The social network says it's going to start testing Dating later this year, and that it's not going to use information from the feature to target ads.

If you sign up for one of these apps, you can immediately pull in your Facebook photos, and autofill information like where you live, work, and went to school.

Tinder even shows users when a potential match has mutual friends with them on Facebook.

In the world of online dating, where up to 40 million singles search for love every day, first impressions are everything.

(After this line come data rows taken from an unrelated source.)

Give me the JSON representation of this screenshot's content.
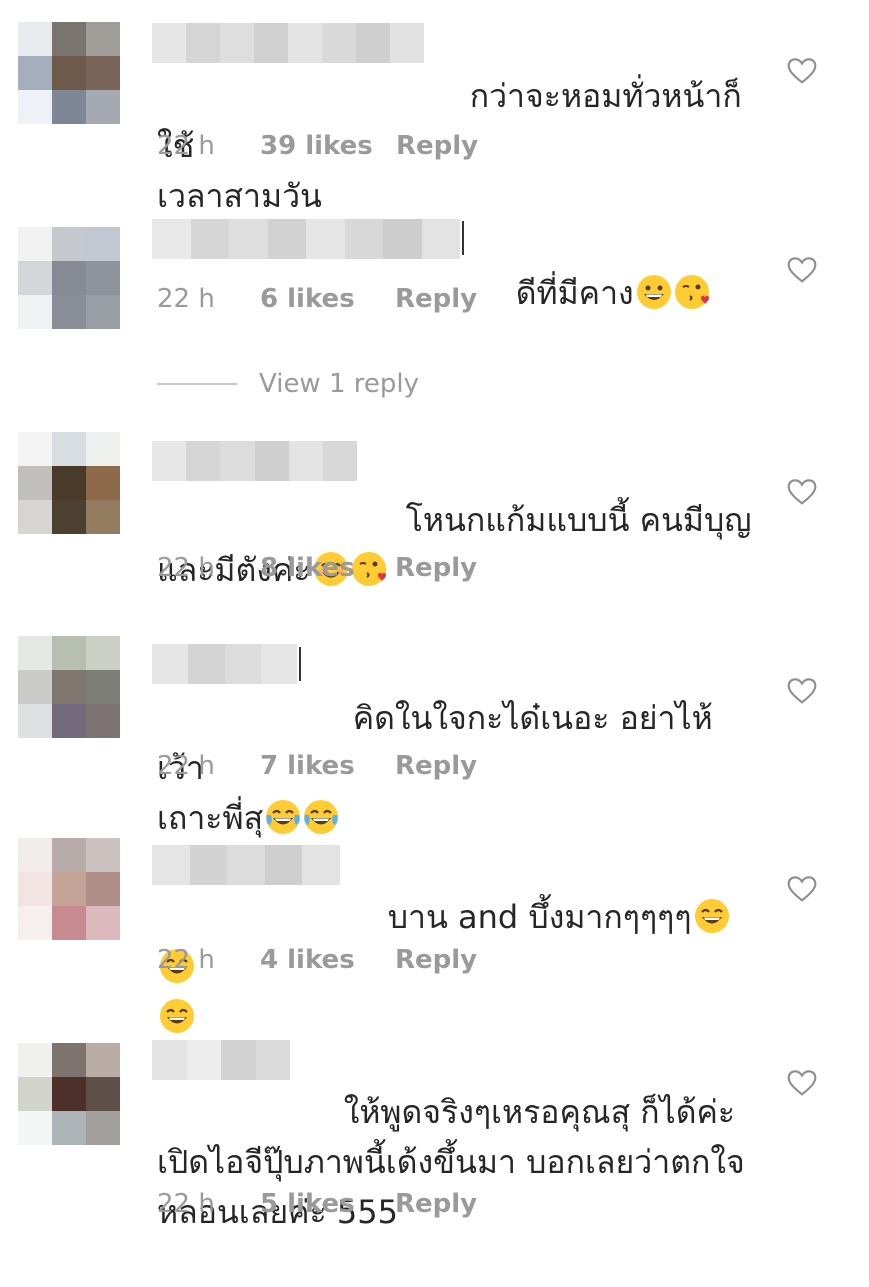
{
  "comments": [
    {
      "text": "กว่าจะหอมทั่วหน้าก็ใช้เวลาสามวัน",
      "line1": "กว่าจะหอมทั่วหน้าก็ใช้",
      "line2": "เวลาสามวัน",
      "time": "22 h",
      "likes": "39 likes",
      "reply": "Reply",
      "emojis": []
    },
    {
      "text": "ดีที่มีคาง",
      "line1": "ดีที่มีคาง",
      "time": "22 h",
      "likes": "6 likes",
      "reply": "Reply",
      "emojis": [
        "grinning-face",
        "face-blowing-kiss"
      ]
    },
    {
      "text": "โหนกแก้มแบบนี้ คนมีบุญและมีตังค่ะ",
      "line1": "โหนกแก้มแบบนี้ คนมีบุญ",
      "line2": "และมีตังค่ะ",
      "time": "22 h",
      "likes": "8 likes",
      "reply": "Reply",
      "emojis": [
        "smiling-face-smiling-eyes",
        "face-blowing-kiss"
      ]
    },
    {
      "text": "คิดในใจกะได้เนอะ อย่าให้เว้าเถาะพี่สุ",
      "line1": "คิดในใจกะได๋เนอะ อย่าไห้เว้า",
      "line2": "เถาะพี่สุ",
      "time": "22 h",
      "likes": "7 likes",
      "reply": "Reply",
      "emojis": [
        "face-tears-of-joy",
        "face-tears-of-joy"
      ]
    },
    {
      "text": "บาน and บึ้งมากๆๆๆๆ",
      "line1": "บาน and บึ้งมากๆๆๆๆ",
      "time": "22 h",
      "likes": "4 likes",
      "reply": "Reply",
      "emojis": [
        "grinning-face-smiling-eyes",
        "grinning-face-smiling-eyes",
        "grinning-face-smiling-eyes"
      ]
    },
    {
      "text": "ให้พูดจริงๆเหรอคุณสุ ก็ได้ค่ะ เปิดไอจีปุ๊บภาพนี้เด้งขึ้นมา บอกเลยว่าตกใจหลอนเลยค่ะ 555",
      "line1": "ให้พูดจริงๆเหรอคุณสุ ก็ได้ค่ะ",
      "line2": "เปิดไอจีปุ๊บภาพนี้เด้งขึ้นมา บอกเลยว่าตกใจ",
      "line3": "หลอนเลยค่ะ 555",
      "time": "22 h",
      "likes": "5 likes",
      "reply": "Reply",
      "emojis": []
    }
  ],
  "view_replies": "View 1 reply",
  "icons": {
    "heart": "heart-outline-icon",
    "avatar": "avatar-pixelated",
    "username": "username-blurred"
  },
  "colors": {
    "text": "#262626",
    "meta": "#9a9a9a",
    "heart": "#8e8e8e"
  }
}
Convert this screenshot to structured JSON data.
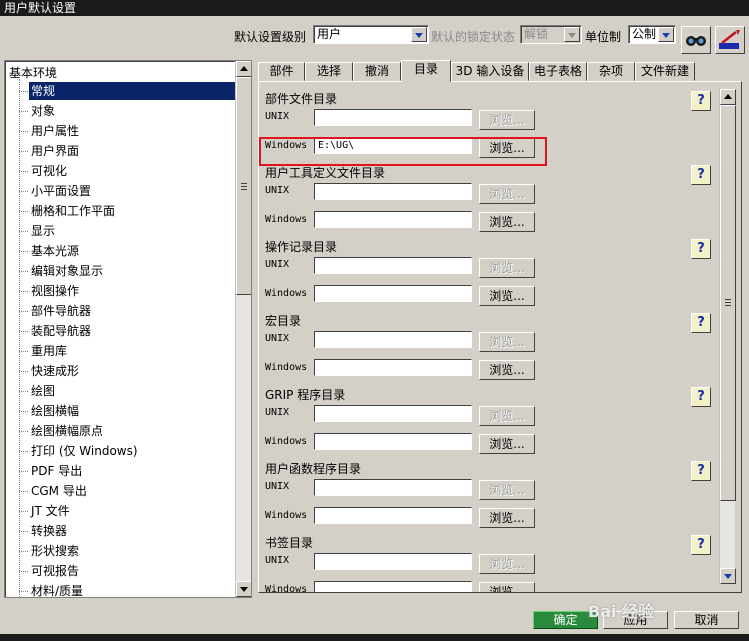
{
  "window": {
    "title": "用户默认设置"
  },
  "toolbar": {
    "level_label": "默认设置级别",
    "level_value": "用户",
    "lock_label": "默认的锁定状态",
    "lock_value": "解锁",
    "units_label": "单位制",
    "units_value": "公制"
  },
  "tree": {
    "root": "基本环境",
    "items": [
      "常规",
      "对象",
      "用户属性",
      "用户界面",
      "可视化",
      "小平面设置",
      "栅格和工作平面",
      "显示",
      "基本光源",
      "编辑对象显示",
      "视图操作",
      "部件导航器",
      "装配导航器",
      "重用库",
      "快速成形",
      "绘图",
      "绘图横幅",
      "绘图横幅原点",
      "打印 (仅 Windows)",
      "PDF 导出",
      "CGM 导出",
      "JT 文件",
      "转换器",
      "形状搜索",
      "可视报告",
      "材料/质量"
    ]
  },
  "tabs": [
    "部件",
    "选择",
    "撤消",
    "目录",
    "3D 输入设备",
    "电子表格",
    "杂项",
    "文件新建"
  ],
  "groups": [
    {
      "title": "部件文件目录",
      "unix_label": "UNIX",
      "windows_label": "Windows",
      "unix_value": "",
      "windows_value": "E:\\UG\\"
    },
    {
      "title": "用户工具定义文件目录",
      "unix_label": "UNIX",
      "windows_label": "Windows",
      "unix_value": "",
      "windows_value": ""
    },
    {
      "title": "操作记录目录",
      "unix_label": "UNIX",
      "windows_label": "Windows",
      "unix_value": "",
      "windows_value": ""
    },
    {
      "title": "宏目录",
      "unix_label": "UNIX",
      "windows_label": "Windows",
      "unix_value": "",
      "windows_value": ""
    },
    {
      "title": "GRIP 程序目录",
      "unix_label": "UNIX",
      "windows_label": "Windows",
      "unix_value": "",
      "windows_value": ""
    },
    {
      "title": "用户函数程序目录",
      "unix_label": "UNIX",
      "windows_label": "Windows",
      "unix_value": "",
      "windows_value": ""
    },
    {
      "title": "书签目录",
      "unix_label": "UNIX",
      "windows_label": "Windows",
      "unix_value": "",
      "windows_value": ""
    }
  ],
  "browse_label": "浏览...",
  "help_label": "?",
  "buttons": {
    "ok": "确定",
    "apply": "应用",
    "cancel": "取消"
  },
  "watermark": "Bai 经验",
  "colors": {
    "selection": "#0a246a",
    "highlight": "#e0141e",
    "ok_button": "#2a8a3c"
  }
}
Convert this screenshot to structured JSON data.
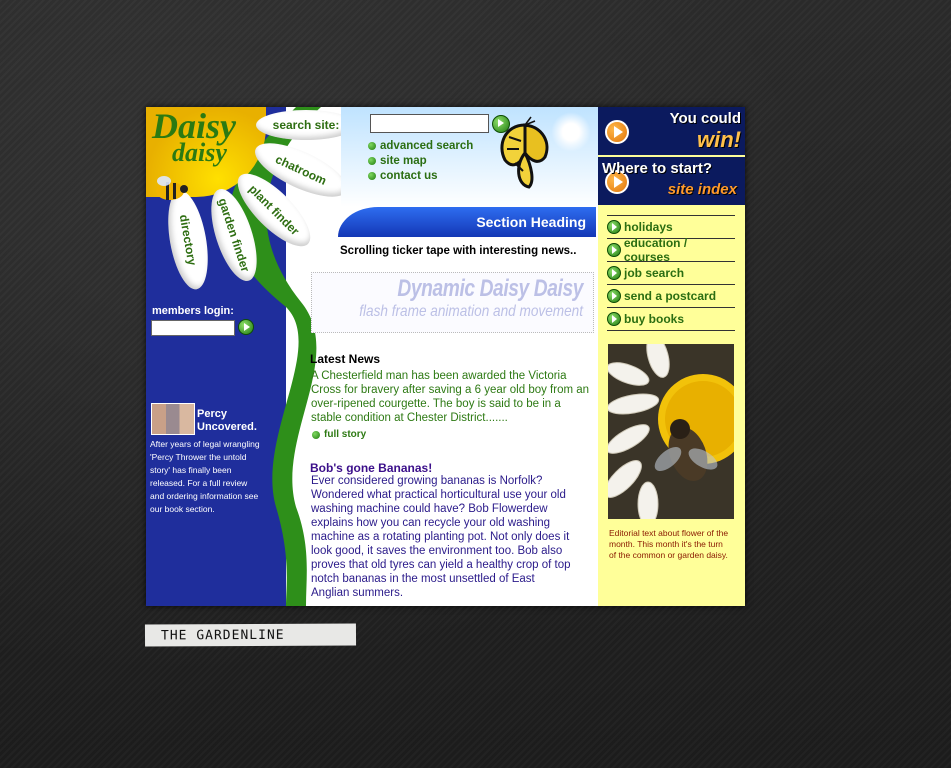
{
  "logo": {
    "line1": "Daisy",
    "line2": "daisy"
  },
  "petals": {
    "search": "search site:",
    "chatroom": "chatroom",
    "plant_finder": "plant finder",
    "garden_finder": "garden finder",
    "directory": "directory"
  },
  "search": {
    "value": "",
    "placeholder": ""
  },
  "nav_links": [
    "advanced search",
    "site map",
    "contact us"
  ],
  "section_heading": "Section Heading",
  "ticker": "Scrolling ticker tape with interesting news..",
  "flash": {
    "line1": "Dynamic Daisy Daisy",
    "line2": "flash frame animation and movement"
  },
  "members": {
    "label": "members login:",
    "value": ""
  },
  "percy": {
    "title": "Percy Uncovered.",
    "text": "After years of legal wrangling 'Percy Thrower the untold story' has finally been released.  For a full review and ordering information  see our book section."
  },
  "latest_news": {
    "heading": "Latest News",
    "text": "A  Chesterfield man has been awarded the Victoria Cross for bravery after saving a 6 year old boy from an over-ripened courgette.  The boy is said to be in a stable condition at Chester District.......",
    "full_story": "full story"
  },
  "bob": {
    "heading": "Bob's gone Bananas!",
    "text": "Ever considered growing bananas is Norfolk? Wondered what practical horticultural use your old washing machine could have? Bob Flowerdew explains how you can  recycle your old  washing machine as a rotating planting pot. Not only does it look good, it saves the environment too.  Bob also proves that old tyres can yield a healthy crop of top notch bananas in the most unsettled of East Anglian summers."
  },
  "banners": {
    "win": {
      "line1": "You could",
      "line2": "win!"
    },
    "start": {
      "line1": "Where to start?",
      "line2": "site index"
    }
  },
  "menu": [
    "holidays",
    "education / courses",
    "job search",
    "send a postcard",
    "buy books"
  ],
  "editorial": "Editorial text about flower of the month.   This month it's the turn of the common or garden daisy.",
  "footer_label": "THE GARDENLINE",
  "colors": {
    "blue": "#1f2e9c",
    "green": "#2e7a14",
    "yellow": "#ffff99",
    "heading_blue": "#1437b5"
  }
}
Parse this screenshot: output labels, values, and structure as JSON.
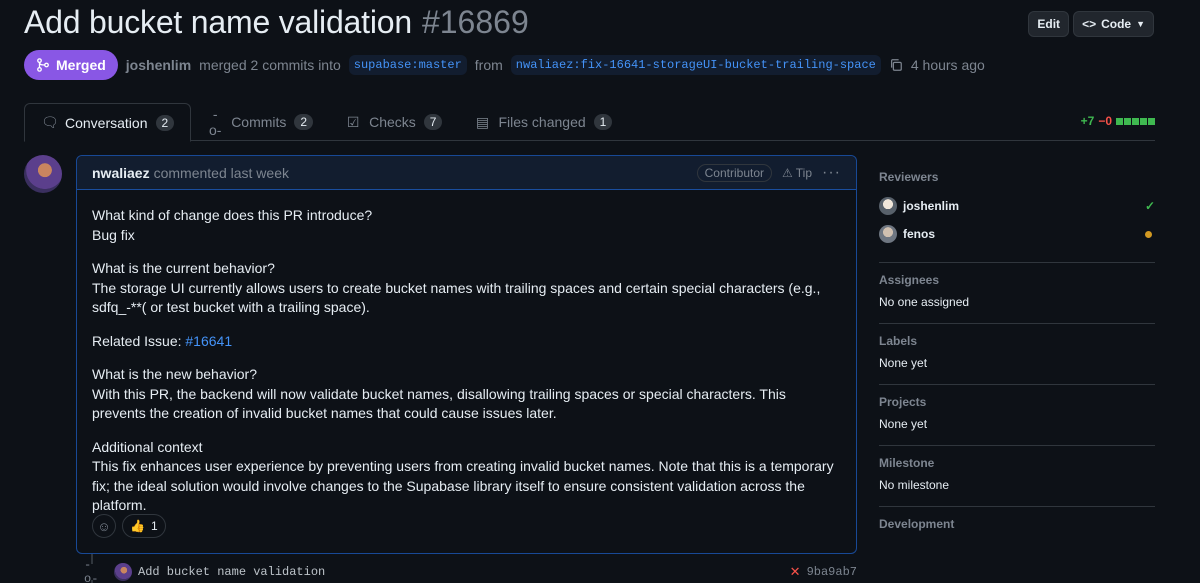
{
  "pr": {
    "title": "Add bucket name validation",
    "number": "#16869",
    "state": "Merged",
    "merged_by": "joshenlim",
    "merge_text": "merged 2 commits into",
    "base_branch": "supabase:master",
    "from_text": "from",
    "head_branch": "nwaliaez:fix-16641-storageUI-bucket-trailing-space",
    "time": "4 hours ago"
  },
  "actions": {
    "edit": "Edit",
    "code": "Code"
  },
  "tabs": [
    {
      "label": "Conversation",
      "count": "2",
      "icon": "comment-icon"
    },
    {
      "label": "Commits",
      "count": "2",
      "icon": "commit-icon"
    },
    {
      "label": "Checks",
      "count": "7",
      "icon": "checklist-icon"
    },
    {
      "label": "Files changed",
      "count": "1",
      "icon": "file-diff-icon"
    }
  ],
  "diffstat": {
    "additions": "+7",
    "deletions": "−0"
  },
  "comment": {
    "author": "nwaliaez",
    "action": "commented last week",
    "badge": "Contributor",
    "tip": "Tip",
    "q1": "What kind of change does this PR introduce?",
    "a1": "Bug fix",
    "q2": "What is the current behavior?",
    "a2": "The storage UI currently allows users to create bucket names with trailing spaces and certain special characters (e.g., sdfq_-**( or test bucket with a trailing space).",
    "related_label": "Related Issue:",
    "related_link": "#16641",
    "q3": "What is the new behavior?",
    "a3": "With this PR, the backend will now validate bucket names, disallowing trailing spaces or special characters. This prevents the creation of invalid bucket names that could cause issues later.",
    "q4": "Additional context",
    "a4": "This fix enhances user experience by preventing users from creating invalid bucket names. Note that this is a temporary fix; the ideal solution would involve changes to the Supabase library itself to ensure consistent validation across the platform.",
    "reaction_emoji": "👍",
    "reaction_count": "1"
  },
  "commit": {
    "message": "Add bucket name validation",
    "sha": "9ba9ab7"
  },
  "sidebar": {
    "reviewers_title": "Reviewers",
    "reviewers": [
      {
        "name": "joshenlim",
        "status": "approved"
      },
      {
        "name": "fenos",
        "status": "pending"
      }
    ],
    "assignees_title": "Assignees",
    "assignees_value": "No one assigned",
    "labels_title": "Labels",
    "labels_value": "None yet",
    "projects_title": "Projects",
    "projects_value": "None yet",
    "milestone_title": "Milestone",
    "milestone_value": "No milestone",
    "development_title": "Development"
  },
  "colors": {
    "merged": "#8957e5",
    "link": "#4493f8",
    "success": "#3fb950",
    "danger": "#f85149",
    "pending": "#d29922"
  }
}
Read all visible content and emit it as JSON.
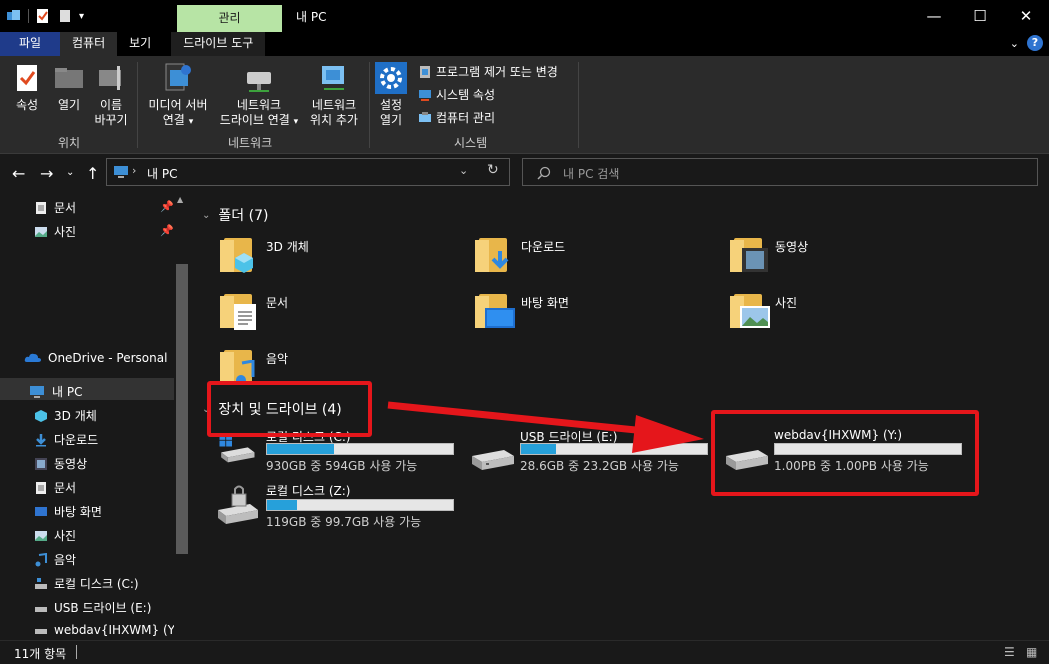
{
  "window": {
    "title": "내 PC",
    "manage_tab": "관리",
    "minimize": "—",
    "maximize": "☐",
    "close": "✕"
  },
  "tabs": {
    "file": "파일",
    "computer": "컴퓨터",
    "view": "보기",
    "drive_tools": "드라이브 도구"
  },
  "ribbon": {
    "location": {
      "label": "위치",
      "properties": "속성",
      "open": "열기",
      "rename_1": "이름",
      "rename_2": "바꾸기"
    },
    "network": {
      "label": "네트워크",
      "media_1": "미디어 서버",
      "media_2": "연결",
      "map_1": "네트워크",
      "map_2": "드라이브 연결",
      "add_1": "네트워크",
      "add_2": "위치 추가"
    },
    "system": {
      "label": "시스템",
      "settings_1": "설정",
      "settings_2": "열기",
      "uninstall": "프로그램 제거 또는 변경",
      "sys_props": "시스템 속성",
      "manage": "컴퓨터 관리"
    }
  },
  "address": {
    "path": "내 PC",
    "search_placeholder": "내 PC 검색"
  },
  "nav": {
    "pinned": [
      {
        "label": "문서"
      },
      {
        "label": "사진"
      }
    ],
    "onedrive": "OneDrive - Personal",
    "thispc": "내 PC",
    "children": [
      {
        "label": "3D 개체"
      },
      {
        "label": "다운로드"
      },
      {
        "label": "동영상"
      },
      {
        "label": "문서"
      },
      {
        "label": "바탕 화면"
      },
      {
        "label": "사진"
      },
      {
        "label": "음악"
      },
      {
        "label": "로컬 디스크 (C:)"
      },
      {
        "label": "USB 드라이브 (E:)"
      },
      {
        "label": "webdav{IHXWM} (Y:)"
      }
    ]
  },
  "folders_section": {
    "title": "폴더 (7)",
    "items": [
      {
        "label": "3D 개체"
      },
      {
        "label": "다운로드"
      },
      {
        "label": "동영상"
      },
      {
        "label": "문서"
      },
      {
        "label": "바탕 화면"
      },
      {
        "label": "사진"
      },
      {
        "label": "음악"
      }
    ]
  },
  "drives_section": {
    "title": "장치 및 드라이브 (4)",
    "items": [
      {
        "name": "로컬 디스크 (C:)",
        "info": "930GB 중 594GB 사용 가능",
        "used_fraction": 0.36
      },
      {
        "name": "USB 드라이브 (E:)",
        "info": "28.6GB 중 23.2GB 사용 가능",
        "used_fraction": 0.19
      },
      {
        "name": "webdav{IHXWM} (Y:)",
        "info": "1.00PB 중 1.00PB 사용 가능",
        "used_fraction": 0.0
      },
      {
        "name": "로컬 디스크 (Z:)",
        "info": "119GB 중 99.7GB 사용 가능",
        "used_fraction": 0.16
      }
    ]
  },
  "status": {
    "count": "11개 항목"
  },
  "colors": {
    "accent": "#26a0da",
    "highlight": "#e5161b",
    "manage_tab": "#b7e4a5",
    "file_tab": "#1f3b8a"
  }
}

Your online photos and profile are your personal advertisement in cyberspace; they need to be amazing.In many ways Dating makes perfect sense for Facebook.Instead of allowing third-party apps to move user data to their own ecosystems, the social network is instead building its own. After all, Zuckerberg’s company started out as Face Mash, a “hot or not” game for Harvard students.Bumble, too, described itself as “thrilled” at the news, suggesting in a statement that “perhaps Bumble and Facebook can join forces.”They have a point: Dating apps will likely still have their own appeal.Historically, certain dating services have drawn specific crowds.Bumble can continue to offer a specific community, or unique features, like the ability for women to exclusively approach men first.